### [What the task asks]
Return the entries in full, exactly as written.

### [Data in this exercise]
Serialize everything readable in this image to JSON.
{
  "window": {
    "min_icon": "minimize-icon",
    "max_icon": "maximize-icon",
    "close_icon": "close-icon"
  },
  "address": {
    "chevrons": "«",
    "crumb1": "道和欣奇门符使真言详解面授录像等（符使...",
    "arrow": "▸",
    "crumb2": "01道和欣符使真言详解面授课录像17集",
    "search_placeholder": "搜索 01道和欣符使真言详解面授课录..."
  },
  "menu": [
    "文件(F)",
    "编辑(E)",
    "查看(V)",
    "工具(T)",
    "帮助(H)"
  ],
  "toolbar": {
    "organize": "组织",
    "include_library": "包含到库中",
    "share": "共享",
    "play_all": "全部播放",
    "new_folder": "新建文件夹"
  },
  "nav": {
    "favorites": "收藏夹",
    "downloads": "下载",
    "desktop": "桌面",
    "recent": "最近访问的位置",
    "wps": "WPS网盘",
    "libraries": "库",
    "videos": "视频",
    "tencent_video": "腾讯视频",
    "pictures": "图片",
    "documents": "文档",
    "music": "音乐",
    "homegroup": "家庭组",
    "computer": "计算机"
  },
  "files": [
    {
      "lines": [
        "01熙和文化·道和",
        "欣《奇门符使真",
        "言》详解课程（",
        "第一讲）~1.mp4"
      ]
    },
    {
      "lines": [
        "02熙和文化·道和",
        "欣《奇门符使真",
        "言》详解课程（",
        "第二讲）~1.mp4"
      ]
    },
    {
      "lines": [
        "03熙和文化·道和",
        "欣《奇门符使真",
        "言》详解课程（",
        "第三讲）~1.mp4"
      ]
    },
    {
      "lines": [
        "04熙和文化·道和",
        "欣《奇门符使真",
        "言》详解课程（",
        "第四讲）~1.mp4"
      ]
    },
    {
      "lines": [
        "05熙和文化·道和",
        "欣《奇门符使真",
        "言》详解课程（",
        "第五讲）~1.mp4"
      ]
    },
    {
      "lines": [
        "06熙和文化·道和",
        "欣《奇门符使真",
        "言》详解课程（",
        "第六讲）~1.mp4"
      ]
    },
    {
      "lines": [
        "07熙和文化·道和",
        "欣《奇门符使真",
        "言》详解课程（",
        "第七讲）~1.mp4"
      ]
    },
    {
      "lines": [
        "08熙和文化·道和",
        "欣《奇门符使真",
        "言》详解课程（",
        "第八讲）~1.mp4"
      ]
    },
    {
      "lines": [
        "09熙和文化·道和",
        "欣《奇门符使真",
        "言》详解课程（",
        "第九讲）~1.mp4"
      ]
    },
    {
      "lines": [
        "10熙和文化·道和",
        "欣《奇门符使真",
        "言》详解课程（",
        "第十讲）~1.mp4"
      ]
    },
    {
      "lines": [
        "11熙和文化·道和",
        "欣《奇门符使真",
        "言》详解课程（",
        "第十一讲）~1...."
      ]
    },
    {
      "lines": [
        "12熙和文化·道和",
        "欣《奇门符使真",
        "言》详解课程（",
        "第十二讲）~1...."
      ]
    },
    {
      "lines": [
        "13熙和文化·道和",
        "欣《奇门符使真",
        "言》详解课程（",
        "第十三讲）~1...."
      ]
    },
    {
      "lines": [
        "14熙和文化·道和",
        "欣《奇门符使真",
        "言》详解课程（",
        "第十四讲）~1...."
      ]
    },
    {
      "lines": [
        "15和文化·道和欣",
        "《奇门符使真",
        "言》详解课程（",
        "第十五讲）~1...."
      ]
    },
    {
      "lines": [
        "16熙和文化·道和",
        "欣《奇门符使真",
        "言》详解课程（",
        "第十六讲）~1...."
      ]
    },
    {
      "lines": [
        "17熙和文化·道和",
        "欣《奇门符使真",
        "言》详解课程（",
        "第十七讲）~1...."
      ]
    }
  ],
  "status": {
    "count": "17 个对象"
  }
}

### [Response]
Serialize everything readable in this image to JSON.
{
  "window": {
    "min_icon": "minimize-icon",
    "max_icon": "maximize-icon",
    "close_icon": "close-icon"
  },
  "address": {
    "chevrons": "«",
    "crumb1": "道和欣奇门符使真言详解面授录像等（符使...",
    "arrow": "▸",
    "crumb2": "01道和欣符使真言详解面授课录像17集",
    "search_placeholder": "搜索 01道和欣符使真言详解面授课录..."
  },
  "menu": [
    "文件(F)",
    "编辑(E)",
    "查看(V)",
    "工具(T)",
    "帮助(H)"
  ],
  "toolbar": {
    "organize": "组织",
    "include_library": "包含到库中",
    "share": "共享",
    "play_all": "全部播放",
    "new_folder": "新建文件夹"
  },
  "nav": {
    "favorites": "收藏夹",
    "downloads": "下载",
    "desktop": "桌面",
    "recent": "最近访问的位置",
    "wps": "WPS网盘",
    "libraries": "库",
    "videos": "视频",
    "tencent_video": "腾讯视频",
    "pictures": "图片",
    "documents": "文档",
    "music": "音乐",
    "homegroup": "家庭组",
    "computer": "计算机"
  },
  "files": [
    {
      "lines": [
        "01熙和文化·道和",
        "欣《奇门符使真",
        "言》详解课程（",
        "第一讲）~1.mp4"
      ]
    },
    {
      "lines": [
        "02熙和文化·道和",
        "欣《奇门符使真",
        "言》详解课程（",
        "第二讲）~1.mp4"
      ]
    },
    {
      "lines": [
        "03熙和文化·道和",
        "欣《奇门符使真",
        "言》详解课程（",
        "第三讲）~1.mp4"
      ]
    },
    {
      "lines": [
        "04熙和文化·道和",
        "欣《奇门符使真",
        "言》详解课程（",
        "第四讲）~1.mp4"
      ]
    },
    {
      "lines": [
        "05熙和文化·道和",
        "欣《奇门符使真",
        "言》详解课程（",
        "第五讲）~1.mp4"
      ]
    },
    {
      "lines": [
        "06熙和文化·道和",
        "欣《奇门符使真",
        "言》详解课程（",
        "第六讲）~1.mp4"
      ]
    },
    {
      "lines": [
        "07熙和文化·道和",
        "欣《奇门符使真",
        "言》详解课程（",
        "第七讲）~1.mp4"
      ]
    },
    {
      "lines": [
        "08熙和文化·道和",
        "欣《奇门符使真",
        "言》详解课程（",
        "第八讲）~1.mp4"
      ]
    },
    {
      "lines": [
        "09熙和文化·道和",
        "欣《奇门符使真",
        "言》详解课程（",
        "第九讲）~1.mp4"
      ]
    },
    {
      "lines": [
        "10熙和文化·道和",
        "欣《奇门符使真",
        "言》详解课程（",
        "第十讲）~1.mp4"
      ]
    },
    {
      "lines": [
        "11熙和文化·道和",
        "欣《奇门符使真",
        "言》详解课程（",
        "第十一讲）~1...."
      ]
    },
    {
      "lines": [
        "12熙和文化·道和",
        "欣《奇门符使真",
        "言》详解课程（",
        "第十二讲）~1...."
      ]
    },
    {
      "lines": [
        "13熙和文化·道和",
        "欣《奇门符使真",
        "言》详解课程（",
        "第十三讲）~1...."
      ]
    },
    {
      "lines": [
        "14熙和文化·道和",
        "欣《奇门符使真",
        "言》详解课程（",
        "第十四讲）~1...."
      ]
    },
    {
      "lines": [
        "15和文化·道和欣",
        "《奇门符使真",
        "言》详解课程（",
        "第十五讲）~1...."
      ]
    },
    {
      "lines": [
        "16熙和文化·道和",
        "欣《奇门符使真",
        "言》详解课程（",
        "第十六讲）~1...."
      ]
    },
    {
      "lines": [
        "17熙和文化·道和",
        "欣《奇门符使真",
        "言》详解课程（",
        "第十七讲）~1...."
      ]
    }
  ],
  "status": {
    "count": "17 个对象"
  }
}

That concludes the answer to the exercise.